Ditch Habits if You Want Your Patients to Create Lasting Changes in Exercise and Healthy Eating in 2023
By Michelle Segar, PhD, MPH, MS
Sustainable-behavior-change scientist, University of Michigan
Author, The Joy Choice: How to Finally Achieve Lasting Changes in Eating and Exercise
Behavior change apps, health coaching or counseling protocols, or other approaches aiming to improve patient health and well-being have little value if few patients can actually meet the assumptions they are based on.
So I’ll get right to the point: If we want to cultivate sustainable change in our patients’ healthy eating, exercise, and self-care choices (and why wouldn’t we?), we need to move beyond conventional thinking, pop culture, and fads and take a clear-eyed look at our assumptions.
Yes, I’m talking about habit formation.
It’s time to jump off the habit bandwagon and think more critically about the actual value of habits for helping patients create sustainable changes in complex behaviors like exercise and healthy eating.
The topic of habits couldn’t be more popular right now.
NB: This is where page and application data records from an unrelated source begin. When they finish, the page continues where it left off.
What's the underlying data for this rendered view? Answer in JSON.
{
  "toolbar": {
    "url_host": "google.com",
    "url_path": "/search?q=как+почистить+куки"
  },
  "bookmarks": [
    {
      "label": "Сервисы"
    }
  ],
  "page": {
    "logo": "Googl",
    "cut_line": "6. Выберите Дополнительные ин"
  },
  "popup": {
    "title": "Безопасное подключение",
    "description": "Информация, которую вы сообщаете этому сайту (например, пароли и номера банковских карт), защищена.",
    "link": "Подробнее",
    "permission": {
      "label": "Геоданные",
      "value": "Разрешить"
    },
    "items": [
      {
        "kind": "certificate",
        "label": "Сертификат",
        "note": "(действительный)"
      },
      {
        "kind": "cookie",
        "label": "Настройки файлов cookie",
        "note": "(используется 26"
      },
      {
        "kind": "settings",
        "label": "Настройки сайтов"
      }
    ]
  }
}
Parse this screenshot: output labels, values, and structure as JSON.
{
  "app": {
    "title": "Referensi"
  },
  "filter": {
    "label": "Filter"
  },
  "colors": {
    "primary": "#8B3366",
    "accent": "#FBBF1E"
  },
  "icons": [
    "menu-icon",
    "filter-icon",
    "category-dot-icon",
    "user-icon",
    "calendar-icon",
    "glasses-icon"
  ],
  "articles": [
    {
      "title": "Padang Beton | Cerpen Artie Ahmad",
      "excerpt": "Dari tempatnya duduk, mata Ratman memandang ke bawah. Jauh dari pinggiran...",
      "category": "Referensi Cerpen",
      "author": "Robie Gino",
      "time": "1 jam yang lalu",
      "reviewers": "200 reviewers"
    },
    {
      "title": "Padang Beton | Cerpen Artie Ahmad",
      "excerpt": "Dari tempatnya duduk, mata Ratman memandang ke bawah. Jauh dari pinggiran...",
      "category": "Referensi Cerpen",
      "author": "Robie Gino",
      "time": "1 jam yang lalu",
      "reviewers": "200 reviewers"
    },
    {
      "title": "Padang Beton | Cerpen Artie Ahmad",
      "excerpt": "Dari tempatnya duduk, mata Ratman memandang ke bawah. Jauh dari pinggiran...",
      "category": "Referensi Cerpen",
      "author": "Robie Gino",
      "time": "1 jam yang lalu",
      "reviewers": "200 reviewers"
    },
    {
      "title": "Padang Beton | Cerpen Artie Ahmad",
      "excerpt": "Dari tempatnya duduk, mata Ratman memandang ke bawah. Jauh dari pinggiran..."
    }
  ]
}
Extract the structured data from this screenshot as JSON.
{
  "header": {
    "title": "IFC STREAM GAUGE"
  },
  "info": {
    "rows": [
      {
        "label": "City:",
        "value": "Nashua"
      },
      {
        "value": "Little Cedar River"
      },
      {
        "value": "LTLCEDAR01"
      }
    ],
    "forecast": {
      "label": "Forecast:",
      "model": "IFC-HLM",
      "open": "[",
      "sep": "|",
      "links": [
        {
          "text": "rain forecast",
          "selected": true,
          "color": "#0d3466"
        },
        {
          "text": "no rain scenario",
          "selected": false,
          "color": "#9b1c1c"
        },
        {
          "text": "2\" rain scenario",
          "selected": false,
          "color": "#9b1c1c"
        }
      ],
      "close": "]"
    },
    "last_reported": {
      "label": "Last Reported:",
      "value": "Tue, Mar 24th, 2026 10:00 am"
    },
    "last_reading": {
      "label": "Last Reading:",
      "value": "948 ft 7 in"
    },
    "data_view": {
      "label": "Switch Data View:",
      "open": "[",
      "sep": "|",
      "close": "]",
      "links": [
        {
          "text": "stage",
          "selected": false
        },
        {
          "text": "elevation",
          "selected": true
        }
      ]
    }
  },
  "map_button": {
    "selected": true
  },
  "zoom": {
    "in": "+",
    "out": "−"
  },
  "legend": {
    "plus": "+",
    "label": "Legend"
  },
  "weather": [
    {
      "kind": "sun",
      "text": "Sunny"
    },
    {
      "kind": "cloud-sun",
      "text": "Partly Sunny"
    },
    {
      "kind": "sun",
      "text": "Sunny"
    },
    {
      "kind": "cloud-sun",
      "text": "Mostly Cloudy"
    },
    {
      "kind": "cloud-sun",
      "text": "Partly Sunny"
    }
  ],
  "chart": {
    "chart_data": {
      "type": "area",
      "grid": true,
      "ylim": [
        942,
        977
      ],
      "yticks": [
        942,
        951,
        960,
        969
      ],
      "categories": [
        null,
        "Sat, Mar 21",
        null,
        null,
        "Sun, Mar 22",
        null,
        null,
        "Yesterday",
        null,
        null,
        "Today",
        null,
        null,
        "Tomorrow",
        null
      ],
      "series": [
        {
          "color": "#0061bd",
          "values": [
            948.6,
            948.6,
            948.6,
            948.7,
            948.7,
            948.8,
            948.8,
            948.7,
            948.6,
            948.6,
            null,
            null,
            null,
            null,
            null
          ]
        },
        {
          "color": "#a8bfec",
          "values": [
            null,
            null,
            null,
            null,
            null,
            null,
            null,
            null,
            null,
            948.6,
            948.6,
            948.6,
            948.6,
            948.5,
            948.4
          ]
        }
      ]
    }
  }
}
The Google Trends Interest Over Time graph shows an upward trend since 2009, and online searches for “habit” this past fall reached an all-time high.
Thanks to popular bestsellers like Atomic Habits and The Power of Habit, forming automatic habits has become our cure-all for changing diet, exercise, and any behavior in between. Honestly, I’m not surprised. Popular approaches to habits are touted as simple, easy, and a quick corrective for anything we want to change.
But what if it isn’t true?
Pulling back the curtain on habits
Successful habit formation is built upon some familiar assumptions:
- Everyone can form habits.
- The internal conflicts about eating and exercise that many commonly have do not affect their ability to form automatic habits for healthy eating and exercise.
- It’s possible to form an automatic habit for any lifestyle behavior.
- The automatic, rote nature of habit is the ideal for creating lasting changes in healthy eating and exercise.
But when we pull back the curtain and examine these assumptions, we very quickly discover that when it comes to producing sustainable changes in complex behaviors like exercise and healthy eating, the power of habit isn’t what it’s cracked up to be.
In fact, when you consider habit formation in light of these assumptions, you’ll see why habit formation for complex lifestyle behaviors is not the golden path to creating sustainable change for most patients – especially those living complex, multi-layered lives filled with responsibilities and necessitating quick pivots achieved through conscious flexible thinking.
The truth is, more people could become successful with complex health-promoting behaviors if they simply ditch habits.
If the ultimate goal is to facilitate changes in health promoting behaviors that can survive in the real world, the behavior-change strategies and programs we prescribe and suggest for our patients must work within the true realities of their days. Instead of “going rote,” we can better help patients learn to create healthy lifestyles they can sustain by prescribing a strategy that is the exact opposite of habit formation: Learning how to consciously, flexibly, and tactically navigate the common, unexpected conflicts that healthy eating and exercise plans inevitable face. This strategy — to unhabit — will bring success for more patients over the long term because it works with rather than against the dynamic ebbs and flows of life.